■ Problem statement
What lines below include the string "system"? Pick them out and copy them.

■ Dataset excerpts
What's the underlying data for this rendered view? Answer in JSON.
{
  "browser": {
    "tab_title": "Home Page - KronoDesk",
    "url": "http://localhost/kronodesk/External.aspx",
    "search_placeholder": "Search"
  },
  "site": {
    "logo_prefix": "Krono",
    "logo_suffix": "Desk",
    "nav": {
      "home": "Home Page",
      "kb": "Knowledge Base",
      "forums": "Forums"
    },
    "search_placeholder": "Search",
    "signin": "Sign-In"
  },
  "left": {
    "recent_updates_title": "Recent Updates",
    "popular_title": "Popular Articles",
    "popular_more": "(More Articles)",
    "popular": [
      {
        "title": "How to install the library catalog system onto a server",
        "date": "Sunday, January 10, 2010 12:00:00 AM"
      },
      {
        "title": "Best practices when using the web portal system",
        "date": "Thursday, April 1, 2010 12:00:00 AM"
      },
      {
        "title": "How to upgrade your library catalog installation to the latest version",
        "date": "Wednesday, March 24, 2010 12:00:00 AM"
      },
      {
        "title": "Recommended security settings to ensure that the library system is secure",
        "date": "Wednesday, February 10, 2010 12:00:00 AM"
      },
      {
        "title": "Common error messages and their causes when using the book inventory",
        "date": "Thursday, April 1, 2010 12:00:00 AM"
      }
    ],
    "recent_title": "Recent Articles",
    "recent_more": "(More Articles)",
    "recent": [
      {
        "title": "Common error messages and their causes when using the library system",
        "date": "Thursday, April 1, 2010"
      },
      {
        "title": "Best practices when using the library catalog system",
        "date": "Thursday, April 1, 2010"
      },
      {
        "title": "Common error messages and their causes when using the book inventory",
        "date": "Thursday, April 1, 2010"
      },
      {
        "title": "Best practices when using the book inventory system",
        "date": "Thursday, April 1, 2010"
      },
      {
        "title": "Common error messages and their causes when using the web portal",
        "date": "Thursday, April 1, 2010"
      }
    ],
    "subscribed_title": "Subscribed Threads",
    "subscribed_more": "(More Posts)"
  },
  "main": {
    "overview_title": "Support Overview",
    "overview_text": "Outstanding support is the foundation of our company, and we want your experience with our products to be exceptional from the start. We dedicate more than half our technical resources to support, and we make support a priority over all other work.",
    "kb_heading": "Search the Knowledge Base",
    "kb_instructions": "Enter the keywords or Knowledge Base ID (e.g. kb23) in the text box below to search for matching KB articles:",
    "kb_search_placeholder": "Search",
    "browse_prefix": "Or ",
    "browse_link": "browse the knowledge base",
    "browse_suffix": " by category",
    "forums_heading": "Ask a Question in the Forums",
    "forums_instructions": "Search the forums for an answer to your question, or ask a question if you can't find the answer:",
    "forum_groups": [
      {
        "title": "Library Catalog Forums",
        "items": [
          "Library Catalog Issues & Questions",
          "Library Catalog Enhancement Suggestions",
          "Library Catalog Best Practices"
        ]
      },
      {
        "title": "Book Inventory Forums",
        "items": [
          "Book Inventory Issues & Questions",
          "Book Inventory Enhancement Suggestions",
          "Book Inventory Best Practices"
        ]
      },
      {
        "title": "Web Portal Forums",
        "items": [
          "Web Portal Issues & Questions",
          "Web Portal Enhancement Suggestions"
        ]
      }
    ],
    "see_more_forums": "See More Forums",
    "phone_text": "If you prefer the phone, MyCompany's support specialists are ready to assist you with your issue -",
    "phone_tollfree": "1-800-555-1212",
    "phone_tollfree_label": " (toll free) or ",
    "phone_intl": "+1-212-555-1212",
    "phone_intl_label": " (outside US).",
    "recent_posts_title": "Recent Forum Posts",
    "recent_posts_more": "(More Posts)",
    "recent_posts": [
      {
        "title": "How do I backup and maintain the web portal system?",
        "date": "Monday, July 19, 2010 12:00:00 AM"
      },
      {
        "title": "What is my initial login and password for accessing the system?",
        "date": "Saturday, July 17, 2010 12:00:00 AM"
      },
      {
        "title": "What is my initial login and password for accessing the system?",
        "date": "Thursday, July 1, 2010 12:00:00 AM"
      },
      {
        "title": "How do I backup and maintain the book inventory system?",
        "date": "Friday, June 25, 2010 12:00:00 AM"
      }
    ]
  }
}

■ Expected answer
        "title": "How to install the library catalog system onto a server",
        "title": "Best practices when using the web portal system",
        "title": "Recommended security settings to ensure that the library system is secure",
        "title": "Common error messages and their causes when using the library system",
        "title": "Best practices when using the library catalog system",
        "title": "Best practices when using the book inventory system",
        "title": "How do I backup and maintain the web portal system?",
        "title": "What is my initial login and password for accessing the system?",
        "title": "What is my initial login and password for accessing the system?",
        "title": "How do I backup and maintain the book inventory system?",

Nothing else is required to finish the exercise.